The report, released today at COP22 in Marrakesh, concludes mobilising energy efficiency investment and reducing project risk in emerging economies will be crucial to hitting the world’s 2C warming target agreed at last year’s Paris Summit.

“The most cost effective way of tackling climate change is through energy efficiency,” Simon Retallack, report author and director at the Carbon Trust, said in a statement. “Yet too little is being invested in it and the programmes that are being funded are frequently not having the impact they should.”

According to the International Energy Agency (IEA), in order to limit global warming to 2C this century energy efficiency must account for 38 per cent of cumulative emissions reductions through to 2050. In comparison, renewable energy, which enjoys significantly higher levels of policy support around the world, would account for 32 per cent of reductions under the IEA’s scenario.

Yet investment in energy efficiency remains far too low to deliver the levels of emissions savings the UEA envisages. Last year multi-lateral development banks committed $2.9bn to energy efficiency programmes – less than half that invested in renewables. In contrast, the IEA predicts that to deliver on the the 2C pathway, by 2030 energy efficiency spending must hit $550bn per year.

The Carbon Trust report suggests more proactive government policies are needed to stimulate investment in energy efficiency projects, alongside greater technical assistance in developing a pipeline of viable projects.

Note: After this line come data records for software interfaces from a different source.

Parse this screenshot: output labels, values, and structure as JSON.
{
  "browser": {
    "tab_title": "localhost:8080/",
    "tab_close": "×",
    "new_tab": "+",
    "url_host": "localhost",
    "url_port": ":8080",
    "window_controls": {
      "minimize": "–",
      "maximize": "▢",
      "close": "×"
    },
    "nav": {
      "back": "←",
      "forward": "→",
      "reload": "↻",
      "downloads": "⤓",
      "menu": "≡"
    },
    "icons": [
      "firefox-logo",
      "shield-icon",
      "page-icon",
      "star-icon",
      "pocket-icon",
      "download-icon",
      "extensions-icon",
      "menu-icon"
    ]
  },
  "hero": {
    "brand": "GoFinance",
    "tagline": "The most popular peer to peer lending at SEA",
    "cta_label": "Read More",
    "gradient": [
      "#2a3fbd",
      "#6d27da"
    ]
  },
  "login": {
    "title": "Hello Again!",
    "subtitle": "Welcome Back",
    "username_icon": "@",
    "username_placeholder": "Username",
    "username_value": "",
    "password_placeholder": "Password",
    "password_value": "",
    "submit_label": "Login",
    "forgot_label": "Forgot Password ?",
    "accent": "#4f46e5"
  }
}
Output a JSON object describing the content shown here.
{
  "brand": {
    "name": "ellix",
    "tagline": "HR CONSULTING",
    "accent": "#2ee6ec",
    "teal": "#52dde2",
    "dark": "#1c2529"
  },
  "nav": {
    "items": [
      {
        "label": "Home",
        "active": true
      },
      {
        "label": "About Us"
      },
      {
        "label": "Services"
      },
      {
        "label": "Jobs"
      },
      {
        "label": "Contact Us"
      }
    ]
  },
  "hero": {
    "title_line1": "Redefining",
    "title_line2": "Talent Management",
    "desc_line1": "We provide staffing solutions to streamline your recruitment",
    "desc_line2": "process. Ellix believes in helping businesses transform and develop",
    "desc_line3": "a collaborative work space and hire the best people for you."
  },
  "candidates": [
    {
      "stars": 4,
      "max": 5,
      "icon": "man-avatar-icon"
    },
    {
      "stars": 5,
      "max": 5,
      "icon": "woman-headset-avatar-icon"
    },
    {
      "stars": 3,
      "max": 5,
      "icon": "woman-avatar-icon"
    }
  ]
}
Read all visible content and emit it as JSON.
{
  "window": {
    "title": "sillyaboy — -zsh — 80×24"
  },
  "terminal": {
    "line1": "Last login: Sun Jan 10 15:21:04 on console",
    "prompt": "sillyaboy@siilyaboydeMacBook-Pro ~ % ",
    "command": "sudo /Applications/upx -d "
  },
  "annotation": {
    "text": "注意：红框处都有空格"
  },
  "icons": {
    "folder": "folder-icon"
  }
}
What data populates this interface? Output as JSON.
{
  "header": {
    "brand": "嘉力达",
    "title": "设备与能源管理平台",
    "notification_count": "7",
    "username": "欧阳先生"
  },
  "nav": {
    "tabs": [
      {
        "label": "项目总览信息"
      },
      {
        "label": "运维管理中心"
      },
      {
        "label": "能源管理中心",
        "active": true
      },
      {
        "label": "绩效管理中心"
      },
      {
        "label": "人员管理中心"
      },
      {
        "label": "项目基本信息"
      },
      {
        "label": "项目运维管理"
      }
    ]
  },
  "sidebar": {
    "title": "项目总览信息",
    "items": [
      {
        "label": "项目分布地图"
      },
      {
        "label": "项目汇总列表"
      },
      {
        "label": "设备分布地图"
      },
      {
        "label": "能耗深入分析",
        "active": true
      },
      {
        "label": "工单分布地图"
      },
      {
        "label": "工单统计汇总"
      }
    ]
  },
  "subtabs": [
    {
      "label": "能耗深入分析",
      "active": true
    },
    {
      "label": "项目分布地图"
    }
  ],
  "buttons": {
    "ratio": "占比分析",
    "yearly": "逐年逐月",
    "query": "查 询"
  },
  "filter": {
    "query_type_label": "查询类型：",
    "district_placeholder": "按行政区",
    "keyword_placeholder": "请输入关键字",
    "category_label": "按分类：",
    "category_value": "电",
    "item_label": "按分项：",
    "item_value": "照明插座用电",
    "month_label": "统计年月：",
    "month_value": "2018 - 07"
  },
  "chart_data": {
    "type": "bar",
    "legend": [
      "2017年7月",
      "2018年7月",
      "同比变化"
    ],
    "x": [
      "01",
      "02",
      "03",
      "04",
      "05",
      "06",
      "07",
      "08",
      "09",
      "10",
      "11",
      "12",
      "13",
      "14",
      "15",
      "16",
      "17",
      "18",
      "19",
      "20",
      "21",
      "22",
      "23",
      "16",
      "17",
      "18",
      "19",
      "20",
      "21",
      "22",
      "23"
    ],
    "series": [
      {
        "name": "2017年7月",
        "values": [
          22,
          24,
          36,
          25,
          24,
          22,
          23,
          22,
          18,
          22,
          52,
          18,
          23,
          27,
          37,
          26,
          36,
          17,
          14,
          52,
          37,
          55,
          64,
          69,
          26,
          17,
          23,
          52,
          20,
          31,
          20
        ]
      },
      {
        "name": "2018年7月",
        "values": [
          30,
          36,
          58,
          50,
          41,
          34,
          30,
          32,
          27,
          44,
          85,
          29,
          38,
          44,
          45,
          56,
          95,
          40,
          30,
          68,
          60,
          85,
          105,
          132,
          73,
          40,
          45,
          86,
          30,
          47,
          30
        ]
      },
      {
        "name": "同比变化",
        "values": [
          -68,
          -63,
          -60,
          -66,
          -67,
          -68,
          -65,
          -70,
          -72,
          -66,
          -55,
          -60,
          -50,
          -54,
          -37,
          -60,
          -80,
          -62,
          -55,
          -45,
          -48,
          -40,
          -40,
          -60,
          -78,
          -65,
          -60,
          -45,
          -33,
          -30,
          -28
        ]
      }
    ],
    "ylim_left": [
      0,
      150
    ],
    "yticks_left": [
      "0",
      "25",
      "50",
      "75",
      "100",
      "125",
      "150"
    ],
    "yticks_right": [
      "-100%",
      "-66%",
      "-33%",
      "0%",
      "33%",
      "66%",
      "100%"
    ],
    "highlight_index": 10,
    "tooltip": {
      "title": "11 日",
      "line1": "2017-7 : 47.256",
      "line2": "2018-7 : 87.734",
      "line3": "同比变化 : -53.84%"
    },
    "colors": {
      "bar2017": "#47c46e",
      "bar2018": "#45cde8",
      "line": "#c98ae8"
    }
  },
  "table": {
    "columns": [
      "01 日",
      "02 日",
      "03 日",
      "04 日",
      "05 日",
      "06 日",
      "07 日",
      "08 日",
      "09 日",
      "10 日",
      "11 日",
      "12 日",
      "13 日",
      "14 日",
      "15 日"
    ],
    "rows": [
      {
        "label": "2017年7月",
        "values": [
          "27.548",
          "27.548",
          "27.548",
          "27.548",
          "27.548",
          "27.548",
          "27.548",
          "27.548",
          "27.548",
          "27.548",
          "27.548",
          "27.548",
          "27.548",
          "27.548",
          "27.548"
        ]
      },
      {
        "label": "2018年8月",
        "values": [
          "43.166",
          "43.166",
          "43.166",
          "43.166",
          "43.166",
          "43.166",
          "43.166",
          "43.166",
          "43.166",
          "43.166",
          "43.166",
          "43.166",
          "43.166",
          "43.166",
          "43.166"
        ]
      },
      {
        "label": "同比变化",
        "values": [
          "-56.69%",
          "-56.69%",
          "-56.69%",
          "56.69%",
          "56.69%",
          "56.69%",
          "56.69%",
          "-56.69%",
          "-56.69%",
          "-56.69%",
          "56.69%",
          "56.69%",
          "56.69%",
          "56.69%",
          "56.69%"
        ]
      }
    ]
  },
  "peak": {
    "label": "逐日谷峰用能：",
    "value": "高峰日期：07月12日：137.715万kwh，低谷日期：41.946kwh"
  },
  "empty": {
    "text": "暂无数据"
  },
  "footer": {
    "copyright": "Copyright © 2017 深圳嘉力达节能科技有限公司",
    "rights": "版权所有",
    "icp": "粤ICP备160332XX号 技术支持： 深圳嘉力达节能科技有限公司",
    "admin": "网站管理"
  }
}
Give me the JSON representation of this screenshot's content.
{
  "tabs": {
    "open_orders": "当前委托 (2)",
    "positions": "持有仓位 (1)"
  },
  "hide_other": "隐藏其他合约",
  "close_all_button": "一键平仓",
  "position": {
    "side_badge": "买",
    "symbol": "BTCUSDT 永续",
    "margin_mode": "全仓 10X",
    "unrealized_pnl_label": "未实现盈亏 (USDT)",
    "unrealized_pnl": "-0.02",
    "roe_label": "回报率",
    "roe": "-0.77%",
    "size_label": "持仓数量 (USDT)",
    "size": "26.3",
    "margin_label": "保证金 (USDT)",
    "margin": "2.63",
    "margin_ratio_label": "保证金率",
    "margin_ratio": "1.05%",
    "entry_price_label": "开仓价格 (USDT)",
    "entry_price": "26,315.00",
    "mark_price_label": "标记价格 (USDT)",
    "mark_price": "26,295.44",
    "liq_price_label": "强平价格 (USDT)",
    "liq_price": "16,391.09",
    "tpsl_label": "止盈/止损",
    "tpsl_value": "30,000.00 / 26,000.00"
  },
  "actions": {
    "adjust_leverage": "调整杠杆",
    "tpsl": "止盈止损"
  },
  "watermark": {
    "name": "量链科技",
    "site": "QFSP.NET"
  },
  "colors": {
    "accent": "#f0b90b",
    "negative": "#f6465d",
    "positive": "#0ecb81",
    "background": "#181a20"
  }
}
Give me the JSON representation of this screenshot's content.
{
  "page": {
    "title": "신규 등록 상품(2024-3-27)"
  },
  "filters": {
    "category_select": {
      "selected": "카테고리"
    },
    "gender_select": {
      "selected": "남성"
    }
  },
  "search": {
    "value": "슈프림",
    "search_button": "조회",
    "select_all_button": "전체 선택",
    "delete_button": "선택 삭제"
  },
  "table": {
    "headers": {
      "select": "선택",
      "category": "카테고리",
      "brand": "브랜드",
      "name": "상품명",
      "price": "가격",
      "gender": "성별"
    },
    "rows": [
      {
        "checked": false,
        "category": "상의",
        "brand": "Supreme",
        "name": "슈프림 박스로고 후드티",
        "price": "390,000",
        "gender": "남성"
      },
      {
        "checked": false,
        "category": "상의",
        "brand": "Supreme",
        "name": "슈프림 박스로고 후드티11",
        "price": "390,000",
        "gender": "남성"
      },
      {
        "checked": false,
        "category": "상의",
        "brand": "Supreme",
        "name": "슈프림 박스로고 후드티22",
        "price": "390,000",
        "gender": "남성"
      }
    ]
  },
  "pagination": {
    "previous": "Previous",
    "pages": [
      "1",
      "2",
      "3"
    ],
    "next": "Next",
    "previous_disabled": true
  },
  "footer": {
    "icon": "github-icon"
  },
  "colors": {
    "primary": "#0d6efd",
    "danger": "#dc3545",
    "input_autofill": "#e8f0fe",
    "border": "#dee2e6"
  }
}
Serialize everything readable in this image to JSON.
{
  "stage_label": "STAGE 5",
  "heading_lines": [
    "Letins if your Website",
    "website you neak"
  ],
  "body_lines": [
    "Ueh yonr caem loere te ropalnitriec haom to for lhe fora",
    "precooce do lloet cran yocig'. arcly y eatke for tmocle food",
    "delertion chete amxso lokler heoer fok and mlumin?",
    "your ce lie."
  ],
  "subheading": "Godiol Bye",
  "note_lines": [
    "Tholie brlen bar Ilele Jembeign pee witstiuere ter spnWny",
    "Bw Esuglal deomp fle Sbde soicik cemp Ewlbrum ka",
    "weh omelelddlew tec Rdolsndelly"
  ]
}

“To succeed with energy efficiency, more needs to be invested in getting the right policies in place to drive change and in providing the technical support companies and households need to deploy energy efficient technology at scale,” Retallack continued. “Making capital available for investment is not enough. Demand for it needs to be stimulated and a pipeline of projects created.”